#### Stored data

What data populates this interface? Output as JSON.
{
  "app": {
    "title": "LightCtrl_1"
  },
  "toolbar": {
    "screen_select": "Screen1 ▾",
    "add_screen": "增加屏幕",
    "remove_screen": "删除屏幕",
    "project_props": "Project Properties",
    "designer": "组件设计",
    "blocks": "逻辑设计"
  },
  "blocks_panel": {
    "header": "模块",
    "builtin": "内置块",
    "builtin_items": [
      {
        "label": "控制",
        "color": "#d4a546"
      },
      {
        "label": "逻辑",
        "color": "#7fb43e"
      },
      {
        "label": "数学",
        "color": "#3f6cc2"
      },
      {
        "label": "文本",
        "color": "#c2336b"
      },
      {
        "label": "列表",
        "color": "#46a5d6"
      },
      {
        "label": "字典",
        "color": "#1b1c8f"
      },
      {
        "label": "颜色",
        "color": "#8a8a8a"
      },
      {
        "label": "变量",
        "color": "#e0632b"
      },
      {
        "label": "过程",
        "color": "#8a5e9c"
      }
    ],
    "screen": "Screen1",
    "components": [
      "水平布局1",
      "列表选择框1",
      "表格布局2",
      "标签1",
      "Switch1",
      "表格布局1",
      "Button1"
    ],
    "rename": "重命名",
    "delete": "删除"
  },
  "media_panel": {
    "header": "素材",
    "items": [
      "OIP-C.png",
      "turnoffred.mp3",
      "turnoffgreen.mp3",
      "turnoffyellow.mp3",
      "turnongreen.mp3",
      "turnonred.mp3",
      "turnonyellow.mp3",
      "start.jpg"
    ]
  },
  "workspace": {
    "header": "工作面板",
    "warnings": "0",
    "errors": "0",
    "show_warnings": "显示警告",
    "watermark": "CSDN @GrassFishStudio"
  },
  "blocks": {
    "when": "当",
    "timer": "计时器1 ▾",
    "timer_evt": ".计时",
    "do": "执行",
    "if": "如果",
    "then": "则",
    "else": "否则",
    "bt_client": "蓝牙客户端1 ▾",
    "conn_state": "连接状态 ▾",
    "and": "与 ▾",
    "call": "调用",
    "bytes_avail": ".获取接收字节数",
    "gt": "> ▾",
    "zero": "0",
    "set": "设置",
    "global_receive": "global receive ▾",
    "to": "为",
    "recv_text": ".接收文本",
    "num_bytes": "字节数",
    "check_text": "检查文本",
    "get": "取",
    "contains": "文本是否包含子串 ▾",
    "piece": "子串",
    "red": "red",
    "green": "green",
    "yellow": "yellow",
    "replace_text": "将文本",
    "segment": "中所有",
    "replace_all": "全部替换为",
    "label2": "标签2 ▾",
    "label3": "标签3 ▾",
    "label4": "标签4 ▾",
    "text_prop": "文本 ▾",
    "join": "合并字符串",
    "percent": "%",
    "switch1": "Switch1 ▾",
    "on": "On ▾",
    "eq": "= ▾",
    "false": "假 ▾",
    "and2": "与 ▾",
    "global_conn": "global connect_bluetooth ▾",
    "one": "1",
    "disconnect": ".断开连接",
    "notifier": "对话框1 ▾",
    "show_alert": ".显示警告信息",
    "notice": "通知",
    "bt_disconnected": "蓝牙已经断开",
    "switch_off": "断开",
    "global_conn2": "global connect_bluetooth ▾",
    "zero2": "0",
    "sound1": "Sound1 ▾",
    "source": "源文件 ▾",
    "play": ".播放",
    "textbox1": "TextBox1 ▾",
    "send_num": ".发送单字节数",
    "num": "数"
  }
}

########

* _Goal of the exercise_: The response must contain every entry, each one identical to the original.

* _Response area_:
What data populates this interface? Output as JSON.
{
  "app": {
    "title": "LightCtrl_1"
  },
  "toolbar": {
    "screen_select": "Screen1 ▾",
    "add_screen": "增加屏幕",
    "remove_screen": "删除屏幕",
    "project_props": "Project Properties",
    "designer": "组件设计",
    "blocks": "逻辑设计"
  },
  "blocks_panel": {
    "header": "模块",
    "builtin": "内置块",
    "builtin_items": [
      {
        "label": "控制",
        "color": "#d4a546"
      },
      {
        "label": "逻辑",
        "color": "#7fb43e"
      },
      {
        "label": "数学",
        "color": "#3f6cc2"
      },
      {
        "label": "文本",
        "color": "#c2336b"
      },
      {
        "label": "列表",
        "color": "#46a5d6"
      },
      {
        "label": "字典",
        "color": "#1b1c8f"
      },
      {
        "label": "颜色",
        "color": "#8a8a8a"
      },
      {
        "label": "变量",
        "color": "#e0632b"
      },
      {
        "label": "过程",
        "color": "#8a5e9c"
      }
    ],
    "screen": "Screen1",
    "components": [
      "水平布局1",
      "列表选择框1",
      "表格布局2",
      "标签1",
      "Switch1",
      "表格布局1",
      "Button1"
    ],
    "rename": "重命名",
    "delete": "删除"
  },
  "media_panel": {
    "header": "素材",
    "items": [
      "OIP-C.png",
      "turnoffred.mp3",
      "turnoffgreen.mp3",
      "turnoffyellow.mp3",
      "turnongreen.mp3",
      "turnonred.mp3",
      "turnonyellow.mp3",
      "start.jpg"
    ]
  },
  "workspace": {
    "header": "工作面板",
    "warnings": "0",
    "errors": "0",
    "show_warnings": "显示警告",
    "watermark": "CSDN @GrassFishStudio"
  },
  "blocks": {
    "when": "当",
    "timer": "计时器1 ▾",
    "timer_evt": ".计时",
    "do": "执行",
    "if": "如果",
    "then": "则",
    "else": "否则",
    "bt_client": "蓝牙客户端1 ▾",
    "conn_state": "连接状态 ▾",
    "and": "与 ▾",
    "call": "调用",
    "bytes_avail": ".获取接收字节数",
    "gt": "> ▾",
    "zero": "0",
    "set": "设置",
    "global_receive": "global receive ▾",
    "to": "为",
    "recv_text": ".接收文本",
    "num_bytes": "字节数",
    "check_text": "检查文本",
    "get": "取",
    "contains": "文本是否包含子串 ▾",
    "piece": "子串",
    "red": "red",
    "green": "green",
    "yellow": "yellow",
    "replace_text": "将文本",
    "segment": "中所有",
    "replace_all": "全部替换为",
    "label2": "标签2 ▾",
    "label3": "标签3 ▾",
    "label4": "标签4 ▾",
    "text_prop": "文本 ▾",
    "join": "合并字符串",
    "percent": "%",
    "switch1": "Switch1 ▾",
    "on": "On ▾",
    "eq": "= ▾",
    "false": "假 ▾",
    "and2": "与 ▾",
    "global_conn": "global connect_bluetooth ▾",
    "one": "1",
    "disconnect": ".断开连接",
    "notifier": "对话框1 ▾",
    "show_alert": ".显示警告信息",
    "notice": "通知",
    "bt_disconnected": "蓝牙已经断开",
    "switch_off": "断开",
    "global_conn2": "global connect_bluetooth ▾",
    "zero2": "0",
    "sound1": "Sound1 ▾",
    "source": "源文件 ▾",
    "play": ".播放",
    "textbox1": "TextBox1 ▾",
    "send_num": ".发送单字节数",
    "num": "数"
  }
}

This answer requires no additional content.